There's one place where CrossFit Boxes compete against each other: the Games. That's it.
Before you think I'm being naive, consider this: the most likely business you'll find next to a car dealership is another car dealership. Auto sales across brand lines benefit when the showrooms are neighbours. They build beside one another for a reason.
Cafes, too, benefit when several are grouped together (what's the French word for 'group' again?) If you're headed downtown for lunch, and Cafe Camille is jammed, you simply walk next door to Cafe Michelle. Their businesses thrive on the 'Cafe Block' model.
There's a fear among veteran Affiliates that the 'new kids' will undercut their price; will tempt with novelty; will have nicer bathrooms and startup funding that we didn't have. They'll have sponsorships and painted walls and an appetite for cannibalism. They'll "dilute the brand," whatever that means.

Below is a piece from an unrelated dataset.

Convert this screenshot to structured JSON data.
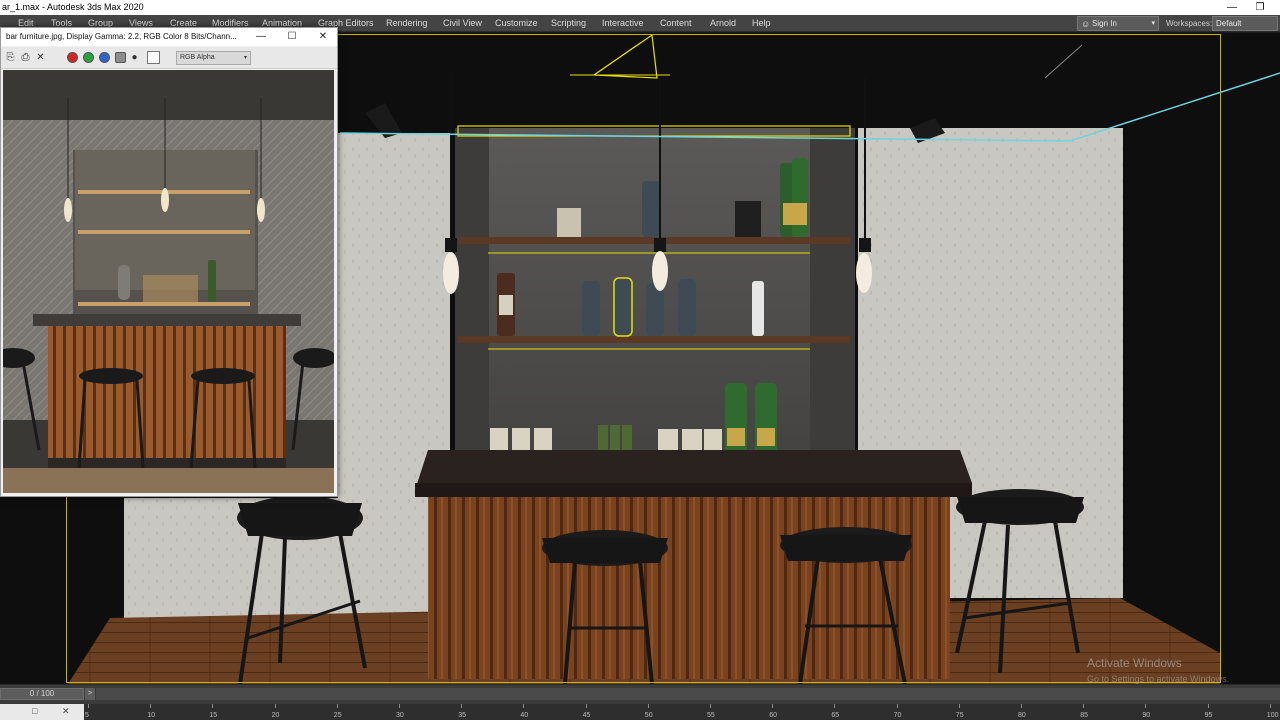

Here's a story. I'm sharing it not to beat my own drum, but to share what's more likely to happen in the long term:
At the start of this month (June 2012,) a Personal Training studio closed its doors across town. Its owner opened a new "urban gym" about a block from us. We paid little notice until Friday, when two of their members called to inquire about packages. Then, at 7pm, one of their coaches signed up for a CrossFit membership.
None of our members have gone over. Without trying, we're +3 and ecstatic about it. I wish the 'urban gym' the best of luck - owning a gym ain't easy - and hope they'll stay friendly.
A final note: if you're thinking of starting a CrossFit gym, good. If you're building your business model around taking current CrossFitters from other CrossFit gyms, we need to talk. Lower prices and snappy graffiti won't trump a good social contract.